I appreciate her points about the church likely being the most optional activity on many people's to-do lists, and how even the smallest shift in how we speak about what we do could alter perceptions about the nature of the church and what we're called to do together.

So, calling them lazy and selfish won't work, then? Kaya Oakes reflects on the increasing demographic known as the "nones," and what may or may not appeal to them about religious affiliation:
The mistake religions often make of guilt-tripping them about adherence while ignoring the work they are doing to bring about social equality reduces them to statistics rather than trying to understand what their way of thinking about as “God” really means in a post-religious era. 
Some emerging religious leaders like Rev. William Barber or Rev. Osagyefo Sekou offer a new understanding of morality that is intrinsically linked with social justice, which might appeal to religiously unaffiliated people seeking a greater meaning in these troubling times. But more often than not, what religion is offering looks deeply unappealing. Hokey “young adult” ministries, clunky social media, static notions about gender, deeply skewed perceptions of sexuality, out-of-touch clergy with political axes to grind, and little to no evidence of religion as a meaningful presence in their daily lives do nothing to lure back those who have left. 
If religions are still asking what they can do to bring the religiously unaffiliated back, the better question might be this: what can religion do without them? Because all evidence points to this conclusion: they are not coming back, and given what they’re being presented, why should they?
I posted this link on Facebook and subsequently had a great back and forth with some colleagues regarding the possibilities for the church in light of studies like these. One suggested that "nones" are a mission field that holds quite a bit of potential, and that we pay attention to God's activity in the lives of those disinterested in religious involvement; to be ready to welcome those back who choose to come back.

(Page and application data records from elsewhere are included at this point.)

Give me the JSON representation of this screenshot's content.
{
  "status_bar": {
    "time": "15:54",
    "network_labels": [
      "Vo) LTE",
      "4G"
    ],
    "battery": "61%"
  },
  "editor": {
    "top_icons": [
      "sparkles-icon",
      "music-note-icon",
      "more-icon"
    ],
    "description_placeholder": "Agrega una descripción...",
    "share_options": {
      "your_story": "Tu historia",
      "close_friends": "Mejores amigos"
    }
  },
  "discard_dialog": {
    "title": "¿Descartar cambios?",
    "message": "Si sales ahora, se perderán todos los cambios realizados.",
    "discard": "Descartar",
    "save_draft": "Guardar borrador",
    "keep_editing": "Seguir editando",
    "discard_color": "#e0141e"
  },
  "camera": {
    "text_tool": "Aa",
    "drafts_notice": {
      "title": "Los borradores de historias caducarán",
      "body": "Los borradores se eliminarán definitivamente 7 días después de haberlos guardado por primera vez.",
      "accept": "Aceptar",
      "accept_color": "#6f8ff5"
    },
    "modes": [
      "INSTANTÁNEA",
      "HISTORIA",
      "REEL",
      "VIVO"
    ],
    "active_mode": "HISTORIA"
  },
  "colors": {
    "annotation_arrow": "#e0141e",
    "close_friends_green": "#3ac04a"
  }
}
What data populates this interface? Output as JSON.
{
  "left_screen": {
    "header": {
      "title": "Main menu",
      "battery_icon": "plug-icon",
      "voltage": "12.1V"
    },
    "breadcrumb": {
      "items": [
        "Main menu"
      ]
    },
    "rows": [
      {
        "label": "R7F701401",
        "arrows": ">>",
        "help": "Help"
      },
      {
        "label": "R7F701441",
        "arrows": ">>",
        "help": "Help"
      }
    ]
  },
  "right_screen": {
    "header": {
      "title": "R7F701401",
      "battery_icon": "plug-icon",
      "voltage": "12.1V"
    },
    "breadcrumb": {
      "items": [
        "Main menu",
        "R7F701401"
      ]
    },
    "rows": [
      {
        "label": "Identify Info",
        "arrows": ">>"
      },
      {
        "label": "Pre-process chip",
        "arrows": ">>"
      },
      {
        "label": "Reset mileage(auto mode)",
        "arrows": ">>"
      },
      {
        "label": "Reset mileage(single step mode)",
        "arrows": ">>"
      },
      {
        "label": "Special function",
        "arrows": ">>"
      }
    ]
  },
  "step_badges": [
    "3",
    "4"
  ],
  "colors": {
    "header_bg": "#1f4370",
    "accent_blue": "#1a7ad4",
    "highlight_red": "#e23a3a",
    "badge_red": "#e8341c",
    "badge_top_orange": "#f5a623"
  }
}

My hope is that more in the church frame this in terms of being a mission field and in terms of God's presence and calling. A term I still like from my evangelical days is "seeker," which is a positive, hopeful, engaging sort of term that still has a lot of undriven mileage as mainliners and others think about and engage with these groups. Certain other popular narratives regarding how boring and lazy they are won't be so effective.

Accurate. Yep, this is how it breaks down:
Misc. Carol Howard Merritt again on stewardship opportunities many churches may be missing. PeaceBang points out how terrible starting a correspondence with "Dear Ones" is. If you aren't reading Aaron J. Smith's thoughts on mental illness, you should be. Bekah Anderson on "inspiration porn" and why it hurts. Thanks to Susannah DeBenedetto for this review of Coffeehouse Contemplative.

Sunday, October 02, 2016

World Communion Sunday Prayer

based on Luke 17:5-10

God of all creation, we can look out at an endless ocean or attempt to count the evening stars and begin to understand how vast your universe is. It is often difficult for us to imagine places a hundred miles away, let alone other countries, and yet today is a day to remember how connected we are to disciples in places so much different than our own. Like grains of sand on a beach or leaves on the autumn trees, so too are your many followers in nations the world over. They strive to follow you where they are just as we do here.

We give thanks for the table you have set for us, and the gifts of peacemaking and forgiveness that we find here. The pieces of bread and sips of cup that we share symbolize something so much bigger, beyond what we can fathom or control. They are your gifts given, and our gifts to receive. And we remember that they are not only for us, but for people in faraway places whom we will never know or meet but who have been called and accepted just as we have. For this we are grateful, and prepare to go forth yet again to live graciously.

World-making and world-loving God, through Christ you show us that an amount of faith as small as a mustard seed can make an amazing difference. As we have tasted a small sample of your presence at this sacred meal, we return hoping to offer even a similar-sized gesture to those in need. We remember our fellow believers all over seeking to do the same. Amen.